=== Section Start ===

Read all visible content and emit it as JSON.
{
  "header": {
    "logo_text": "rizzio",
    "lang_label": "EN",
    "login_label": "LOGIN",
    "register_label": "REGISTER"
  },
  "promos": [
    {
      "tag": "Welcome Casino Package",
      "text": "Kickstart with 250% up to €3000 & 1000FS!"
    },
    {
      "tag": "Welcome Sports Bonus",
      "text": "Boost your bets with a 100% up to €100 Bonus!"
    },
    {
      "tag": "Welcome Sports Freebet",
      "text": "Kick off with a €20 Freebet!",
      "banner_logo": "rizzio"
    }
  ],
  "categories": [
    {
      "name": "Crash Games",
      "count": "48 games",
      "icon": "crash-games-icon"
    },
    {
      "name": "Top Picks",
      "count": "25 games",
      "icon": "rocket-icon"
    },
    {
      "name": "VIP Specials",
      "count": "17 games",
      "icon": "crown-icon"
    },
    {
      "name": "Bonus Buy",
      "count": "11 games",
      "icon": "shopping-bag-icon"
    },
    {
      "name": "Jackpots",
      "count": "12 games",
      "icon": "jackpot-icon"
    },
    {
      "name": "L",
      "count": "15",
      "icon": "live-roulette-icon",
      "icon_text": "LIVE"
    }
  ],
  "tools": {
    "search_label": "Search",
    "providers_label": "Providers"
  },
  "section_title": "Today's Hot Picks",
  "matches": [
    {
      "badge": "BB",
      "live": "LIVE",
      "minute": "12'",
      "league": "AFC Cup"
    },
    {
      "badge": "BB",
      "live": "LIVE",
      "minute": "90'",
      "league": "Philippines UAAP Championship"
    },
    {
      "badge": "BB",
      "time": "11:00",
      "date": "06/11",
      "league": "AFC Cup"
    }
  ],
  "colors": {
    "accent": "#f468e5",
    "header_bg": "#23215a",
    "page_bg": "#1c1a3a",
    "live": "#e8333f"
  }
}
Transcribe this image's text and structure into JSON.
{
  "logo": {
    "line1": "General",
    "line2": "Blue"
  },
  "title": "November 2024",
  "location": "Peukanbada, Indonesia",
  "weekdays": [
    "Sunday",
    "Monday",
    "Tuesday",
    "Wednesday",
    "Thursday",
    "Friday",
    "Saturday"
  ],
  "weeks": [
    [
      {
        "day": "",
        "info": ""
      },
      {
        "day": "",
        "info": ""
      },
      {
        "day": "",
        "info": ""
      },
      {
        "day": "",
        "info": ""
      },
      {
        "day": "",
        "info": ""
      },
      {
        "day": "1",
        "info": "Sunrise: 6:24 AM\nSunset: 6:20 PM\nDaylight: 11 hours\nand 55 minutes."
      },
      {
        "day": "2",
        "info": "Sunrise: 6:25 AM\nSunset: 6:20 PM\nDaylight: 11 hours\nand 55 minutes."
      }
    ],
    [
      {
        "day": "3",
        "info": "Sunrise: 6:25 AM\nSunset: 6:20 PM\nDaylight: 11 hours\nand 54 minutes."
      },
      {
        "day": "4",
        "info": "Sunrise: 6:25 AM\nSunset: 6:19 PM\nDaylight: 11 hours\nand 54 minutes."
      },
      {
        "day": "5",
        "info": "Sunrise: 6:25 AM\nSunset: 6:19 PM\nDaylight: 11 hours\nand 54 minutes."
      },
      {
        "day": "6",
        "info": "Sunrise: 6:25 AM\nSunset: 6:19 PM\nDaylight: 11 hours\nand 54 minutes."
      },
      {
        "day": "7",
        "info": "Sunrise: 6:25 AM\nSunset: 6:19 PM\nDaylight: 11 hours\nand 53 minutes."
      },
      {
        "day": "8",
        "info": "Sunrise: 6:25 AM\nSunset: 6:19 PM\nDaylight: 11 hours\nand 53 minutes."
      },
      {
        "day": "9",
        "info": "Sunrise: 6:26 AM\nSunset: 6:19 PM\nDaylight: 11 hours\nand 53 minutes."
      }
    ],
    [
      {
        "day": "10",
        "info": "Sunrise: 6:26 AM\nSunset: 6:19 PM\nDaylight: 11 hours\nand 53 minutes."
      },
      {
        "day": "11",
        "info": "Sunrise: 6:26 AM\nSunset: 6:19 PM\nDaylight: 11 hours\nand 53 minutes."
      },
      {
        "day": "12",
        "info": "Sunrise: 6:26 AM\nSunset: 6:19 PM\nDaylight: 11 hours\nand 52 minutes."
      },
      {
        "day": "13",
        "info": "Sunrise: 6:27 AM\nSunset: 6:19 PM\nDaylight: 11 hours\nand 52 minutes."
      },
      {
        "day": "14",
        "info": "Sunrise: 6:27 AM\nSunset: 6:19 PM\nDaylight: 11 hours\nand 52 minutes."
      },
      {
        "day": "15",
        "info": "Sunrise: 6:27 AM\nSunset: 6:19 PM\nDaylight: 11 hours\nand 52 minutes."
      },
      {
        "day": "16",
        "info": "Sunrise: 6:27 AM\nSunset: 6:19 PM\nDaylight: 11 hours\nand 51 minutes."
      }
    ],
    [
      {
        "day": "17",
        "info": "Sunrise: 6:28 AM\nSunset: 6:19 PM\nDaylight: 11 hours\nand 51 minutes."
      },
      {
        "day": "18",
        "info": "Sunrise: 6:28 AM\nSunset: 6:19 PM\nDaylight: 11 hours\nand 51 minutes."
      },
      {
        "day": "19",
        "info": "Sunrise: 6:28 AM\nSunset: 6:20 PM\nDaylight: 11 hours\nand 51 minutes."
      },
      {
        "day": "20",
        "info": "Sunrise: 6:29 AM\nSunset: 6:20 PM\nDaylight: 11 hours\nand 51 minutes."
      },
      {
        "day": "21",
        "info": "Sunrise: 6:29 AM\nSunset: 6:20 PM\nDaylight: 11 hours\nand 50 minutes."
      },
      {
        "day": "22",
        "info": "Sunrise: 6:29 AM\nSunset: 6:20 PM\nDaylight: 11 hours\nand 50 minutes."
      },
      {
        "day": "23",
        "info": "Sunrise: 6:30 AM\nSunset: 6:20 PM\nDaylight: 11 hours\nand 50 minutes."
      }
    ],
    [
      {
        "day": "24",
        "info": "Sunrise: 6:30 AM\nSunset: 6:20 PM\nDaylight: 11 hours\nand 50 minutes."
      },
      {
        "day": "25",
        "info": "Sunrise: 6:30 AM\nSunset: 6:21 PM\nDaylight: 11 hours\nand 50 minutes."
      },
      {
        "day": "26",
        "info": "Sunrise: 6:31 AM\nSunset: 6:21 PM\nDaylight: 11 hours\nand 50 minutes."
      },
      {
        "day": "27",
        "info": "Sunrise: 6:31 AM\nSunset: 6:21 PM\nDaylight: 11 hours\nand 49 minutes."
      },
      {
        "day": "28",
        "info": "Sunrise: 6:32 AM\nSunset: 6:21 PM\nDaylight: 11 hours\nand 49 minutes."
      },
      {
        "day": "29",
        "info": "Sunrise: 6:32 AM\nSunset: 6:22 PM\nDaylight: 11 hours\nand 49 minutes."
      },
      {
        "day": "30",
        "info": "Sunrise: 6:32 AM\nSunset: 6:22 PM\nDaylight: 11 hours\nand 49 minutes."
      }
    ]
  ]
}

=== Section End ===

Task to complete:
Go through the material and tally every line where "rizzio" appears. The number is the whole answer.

Answer section:
2